▸ RECORDS FOR THE EXERCISE
┌──

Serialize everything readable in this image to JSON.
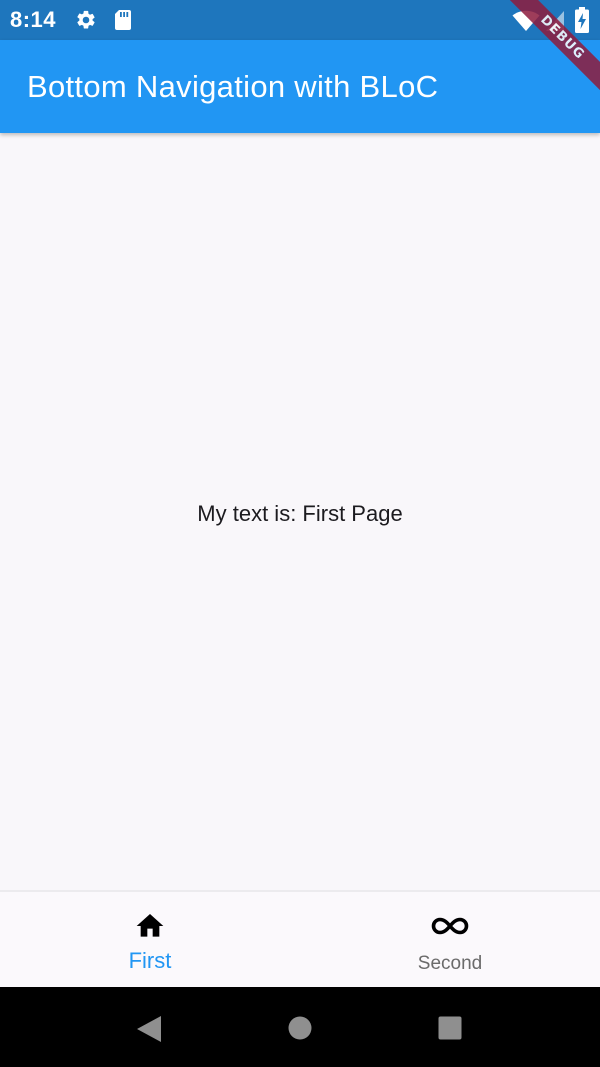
{
  "status_bar": {
    "time": "8:14",
    "icons": [
      "gear-icon",
      "sd-card-icon",
      "wifi-icon",
      "signal-icon",
      "battery-charging-icon"
    ],
    "background": "#1e76bd"
  },
  "debug_banner": {
    "label": "DEBUG"
  },
  "app_bar": {
    "title": "Bottom Navigation with BLoC",
    "background": "#2196f3"
  },
  "main": {
    "text": "My text is: First Page"
  },
  "bottom_nav": {
    "selected_index": 0,
    "selected_color": "#2196f3",
    "unselected_color": "#6b6b6b",
    "items": [
      {
        "label": "First",
        "icon": "home-icon"
      },
      {
        "label": "Second",
        "icon": "infinity-icon"
      }
    ]
  },
  "system_nav": {
    "buttons": [
      "back-icon",
      "home-circle-icon",
      "recents-square-icon"
    ]
  }
}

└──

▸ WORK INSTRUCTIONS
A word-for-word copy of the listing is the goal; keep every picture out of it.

▸ EXERCISE SOLUTION
Serialize everything readable in this image to JSON.
{
  "status_bar": {
    "time": "8:14",
    "icons": [
      "gear-icon",
      "sd-card-icon",
      "wifi-icon",
      "signal-icon",
      "battery-charging-icon"
    ],
    "background": "#1e76bd"
  },
  "debug_banner": {
    "label": "DEBUG"
  },
  "app_bar": {
    "title": "Bottom Navigation with BLoC",
    "background": "#2196f3"
  },
  "main": {
    "text": "My text is: First Page"
  },
  "bottom_nav": {
    "selected_index": 0,
    "selected_color": "#2196f3",
    "unselected_color": "#6b6b6b",
    "items": [
      {
        "label": "First",
        "icon": "home-icon"
      },
      {
        "label": "Second",
        "icon": "infinity-icon"
      }
    ]
  },
  "system_nav": {
    "buttons": [
      "back-icon",
      "home-circle-icon",
      "recents-square-icon"
    ]
  }
}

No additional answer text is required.